Exercise:
When a line below holds the string "labels", show that line.
##############################
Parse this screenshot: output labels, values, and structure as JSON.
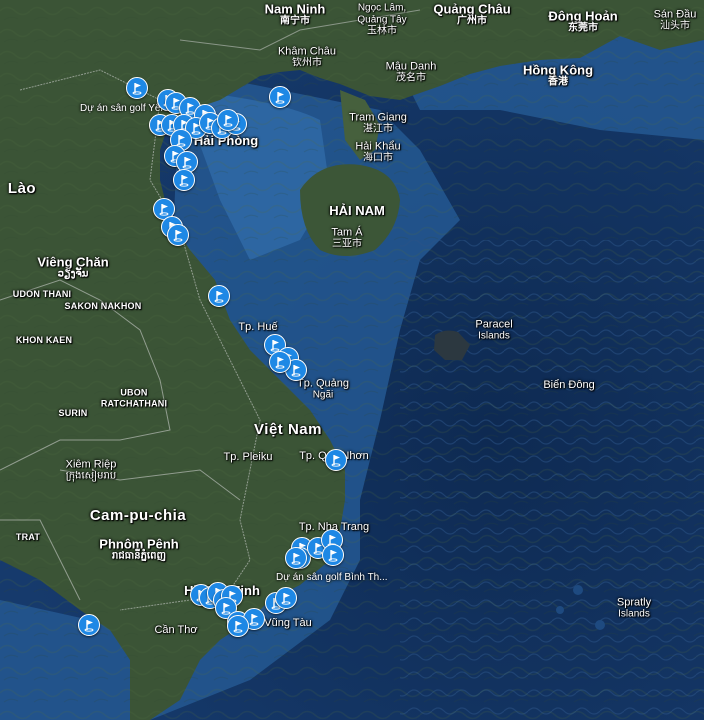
{
  "map": {
    "colors": {
      "sea_deep": "#112f5a",
      "sea_shelf": "#1e4a86",
      "land": "#3d5a3a",
      "island": "#2f3a3a"
    },
    "labels": [
      {
        "key": "nanning",
        "text": "Nam Ninh",
        "sub": "南宁市",
        "cls": "region"
      },
      {
        "key": "ngoclam",
        "text": "Ngọc Lâm,",
        "sub": "Quảng Tây",
        "cls": "small2"
      },
      {
        "key": "ngoclam2",
        "text": "",
        "sub": "玉林市",
        "cls": ""
      },
      {
        "key": "guangzhou",
        "text": "Quảng Châu",
        "sub": "广州市",
        "cls": "region"
      },
      {
        "key": "dongguan",
        "text": "Đông Hoản",
        "sub": "东莞市",
        "cls": "region"
      },
      {
        "key": "shantou",
        "text": "Sán Đầu",
        "sub": "汕头市",
        "cls": ""
      },
      {
        "key": "khamchau",
        "text": "Khâm Châu",
        "sub": "钦州市",
        "cls": ""
      },
      {
        "key": "maudanh",
        "text": "Mậu Danh",
        "sub": "茂名市",
        "cls": ""
      },
      {
        "key": "hongkong",
        "text": "Hồng Kông",
        "sub": "香港",
        "cls": "region"
      },
      {
        "key": "tramgiang",
        "text": "Tram Giang",
        "sub": "湛江市",
        "cls": ""
      },
      {
        "key": "haikhau",
        "text": "Hải Khẩu",
        "sub": "海口市",
        "cls": ""
      },
      {
        "key": "hainam",
        "text": "HẢI NAM",
        "sub": "",
        "cls": "region"
      },
      {
        "key": "tama",
        "text": "Tam Á",
        "sub": "三亚市",
        "cls": ""
      },
      {
        "key": "lao",
        "text": "Lào",
        "sub": "",
        "cls": "country"
      },
      {
        "key": "vientiane",
        "text": "Viêng Chăn",
        "sub": "ວຽງຈັນ",
        "cls": "region"
      },
      {
        "key": "udon",
        "text": "UDON THANI",
        "sub": "",
        "cls": "small"
      },
      {
        "key": "sakon",
        "text": "SAKON NAKHON",
        "sub": "",
        "cls": "small"
      },
      {
        "key": "khonkaen",
        "text": "KHON KAEN",
        "sub": "",
        "cls": "small"
      },
      {
        "key": "ubon",
        "text": "UBON",
        "sub": "RATCHATHANI",
        "cls": "small"
      },
      {
        "key": "surin",
        "text": "SURIN",
        "sub": "",
        "cls": "small"
      },
      {
        "key": "hue",
        "text": "Tp. Huế",
        "sub": "",
        "cls": ""
      },
      {
        "key": "quangngai",
        "text": "Tp. Quảng",
        "sub": "Ngãi",
        "cls": ""
      },
      {
        "key": "paracel",
        "text": "Paracel",
        "sub": "Islands",
        "cls": ""
      },
      {
        "key": "biendong",
        "text": "Biển Đông",
        "sub": "",
        "cls": ""
      },
      {
        "key": "vietnam",
        "text": "Việt Nam",
        "sub": "",
        "cls": "country"
      },
      {
        "key": "pleiku",
        "text": "Tp. Pleiku",
        "sub": "",
        "cls": ""
      },
      {
        "key": "quynhon",
        "text": "Tp. Quy Nhơn",
        "sub": "",
        "cls": ""
      },
      {
        "key": "siemreap",
        "text": "Xiêm Riệp",
        "sub": "ក្រុងសៀមរាប",
        "cls": ""
      },
      {
        "key": "cambodia",
        "text": "Cam-pu-chia",
        "sub": "",
        "cls": "country"
      },
      {
        "key": "nhatrang",
        "text": "Tp. Nha Trang",
        "sub": "",
        "cls": ""
      },
      {
        "key": "phnompenh",
        "text": "Phnôm Pênh",
        "sub": "រាជធានីភ្នំពេញ",
        "cls": "region"
      },
      {
        "key": "trat",
        "text": "TRAT",
        "sub": "",
        "cls": "small"
      },
      {
        "key": "hcm",
        "text": "Hồ Chí Minh",
        "sub": "",
        "cls": "region"
      },
      {
        "key": "cantho",
        "text": "Cần Thơ",
        "sub": "",
        "cls": ""
      },
      {
        "key": "vungtau",
        "text": "Vũng Tàu",
        "sub": "",
        "cls": ""
      },
      {
        "key": "spratly",
        "text": "Spratly",
        "sub": "Islands",
        "cls": ""
      },
      {
        "key": "haiphong",
        "text": "Hải Phòng",
        "sub": "",
        "cls": "region"
      }
    ],
    "markers": {
      "icon": "golf-flag-icon",
      "count_visible": 45,
      "labels": {
        "yenbai": "Dự án sân golf Yên Bái...",
        "binhthuan": "Dự án sân golf Bình Th..."
      }
    }
  }
}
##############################
Exercise output:
Parse this screenshot: output labels, values, and structure as JSON.
    "labels": [
      "labels": {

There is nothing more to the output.